a document type, compare constraints/modules across document types,
automatically determine lowest common denomenators between different
document types, and generally make information exchange possible on an
automatic level across document type boundaries.
If we allow attributes to be part of a specific custom DTD, not part of
a specialization, then we los the ability to move that information up
the framework or identify which attributes have been added. Instead of
having a document type that follows consistent rules that can be
automatically compared and ultimately automatically assembled, we have
a custom DTD that must be built by hand, customized by hand, and
migrated by hand. In other words it no longer operates as part of a
framework, because something outside the framework has its hooks in it.
If you view specialization as just a way to make customization easier,
what you're saying makes sense. But specialization isa lot more than
that. The advantages of specialization, as described above, are based
on thought experiments rather than experience simply because DITA is in
its early days and there are only a few dozen specializations floating
around, at different levels of completeness and at different companies.
But if you follow the thought experiment forward, and think of what
happens when we have hundreds of specializations across industries and
authoring communities and want to manage the differences and
commonalities in a consistent and scalable way, specialization delivers
what customization cannot: a way to automatically inspect, compare, and
reconcile those differences without loss of information or loss of
That works for me too - though given the only theoretical utility of
roundtripping, I'd prefer a more easily parsed option as well.
Again, why not an empty parameter entity (dtd) and attribute group

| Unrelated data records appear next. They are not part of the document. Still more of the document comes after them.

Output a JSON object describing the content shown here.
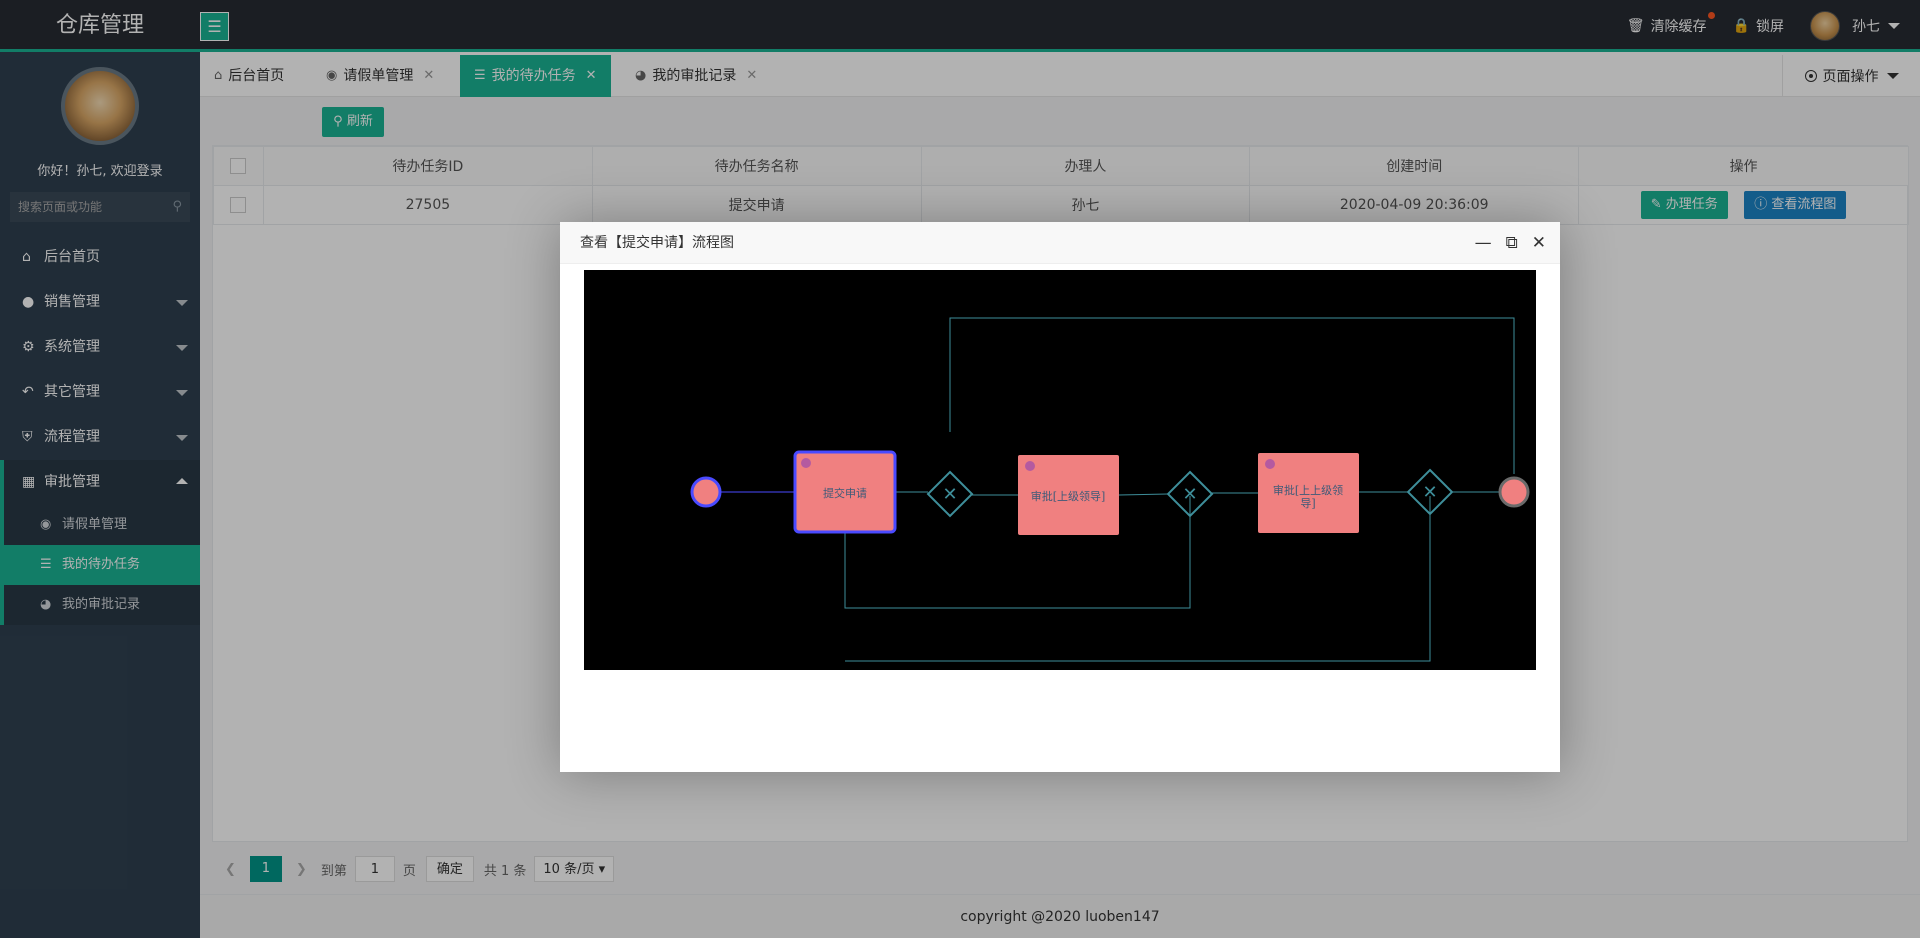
{
  "app": {
    "title": "仓库管理",
    "toggle_icon": "hamburger-icon"
  },
  "topbar": {
    "clear_cache": "清除缓存",
    "lock_screen": "锁屏",
    "user_name": "孙七"
  },
  "sidebar": {
    "welcome": "你好！孙七, 欢迎登录",
    "search_placeholder": "搜索页面或功能",
    "items": [
      {
        "label": "后台首页",
        "icon": "home-icon"
      },
      {
        "label": "销售管理",
        "icon": "chat-icon"
      },
      {
        "label": "系统管理",
        "icon": "gear-icon"
      },
      {
        "label": "其它管理",
        "icon": "logout-icon"
      },
      {
        "label": "流程管理",
        "icon": "shield-icon"
      },
      {
        "label": "审批管理",
        "icon": "apps-icon"
      }
    ],
    "sub_items": [
      {
        "label": "请假单管理",
        "icon": "palette-icon"
      },
      {
        "label": "我的待办任务",
        "icon": "list-icon"
      },
      {
        "label": "我的审批记录",
        "icon": "dashboard-icon"
      }
    ]
  },
  "tabs": [
    {
      "label": "后台首页"
    },
    {
      "label": "请假单管理"
    },
    {
      "label": "我的待办任务"
    },
    {
      "label": "我的审批记录"
    }
  ],
  "page_ops": "页面操作",
  "toolbar": {
    "refresh": "刷新"
  },
  "table": {
    "headers": [
      "待办任务ID",
      "待办任务名称",
      "办理人",
      "创建时间",
      "操作"
    ],
    "rows": [
      {
        "id": "27505",
        "name": "提交申请",
        "handler": "孙七",
        "created": "2020-04-09 20:36:09"
      }
    ],
    "btn_handle": "办理任务",
    "btn_view": "查看流程图"
  },
  "pager": {
    "current": "1",
    "goto_label": "到第",
    "goto_value": "1",
    "page_unit": "页",
    "confirm": "确定",
    "total": "共 1 条",
    "page_size": "10 条/页"
  },
  "footer": "copyright @2020 luoben147",
  "modal": {
    "title": "查看【提交申请】流程图",
    "diagram": {
      "task1": "提交申请",
      "task2": "审批[上级领导]",
      "task3_line1": "审批[上上级领",
      "task3_line2": "导]"
    }
  }
}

(schema) that you could put anything in all all, and which would be
discarded on generalization?
Attributes should actually be easier to specialize than elements, not
harder: there's no content model to enforce. So why not throw them wide
open? Generic processing can simply ignore the additions.
Michael Priestley wrote:
I was thinking roughly the same thing, although perhaps with "meta" as
the generic ancestor, parallel with "props". If we are willing to
restrict the normal content of "meta" to be simple tokens (ie simply
don't allow parentheses except in the generalized form) then we could
use the exact same model for generalizing/roundtripping both
attributes. Effectively we'd have one generic ancestor attribute for
conditional processing attributes, and one for anything else. They
could also share the same XSLT library for unpacking the conditions if
processing is desired in the generalized form (any process that can't
handle the generalized form would be considered specialization-unaware).
I propose the following:
a) We make a new attribute called "otherattrs" (like otherprops but not
just for selection/filtering)
b) We make a new issue for specializing the "otherattrs" attribute
c) We to synchronize the generalization/specialization mechanism for
"otherattrs" and "props"
In thinking about this, it seems not too difficult at a first
approximation. The main two issues are:
1. Escaping paren characters that would otherwise be confused for
* This can be solved by having an escaping mechanism like
paren characters resolve to one, three resolve to two etc. A paren
character alone represents an end-of-attribute marker"
2. Keeping track of which attribute values have ALREADY been generalized
so that we don't end up escaping the value over and over again (or
unescaping it wrongly).
* This can be solved with an architectural attribute that
the attributes that are already generalized.
So, for example, I could specialize "otherattrs" with an attribute value
that represents the last-changed-date for an element.
Generalized, that might look like:
Still to think through:
a) does this handles multiple levels of specialization well?
b) is there a requirement to handle multiple levels of specialization?
c) what does the processing (e.g. XSLT or CSS) look like to handle
d) is there a more elegant solution than "generalizedprops"? Perhaps by
looking at the domains in scope after generalization?
For me, the answers to questions a-c are also not clear yet for
Michael's current proposal.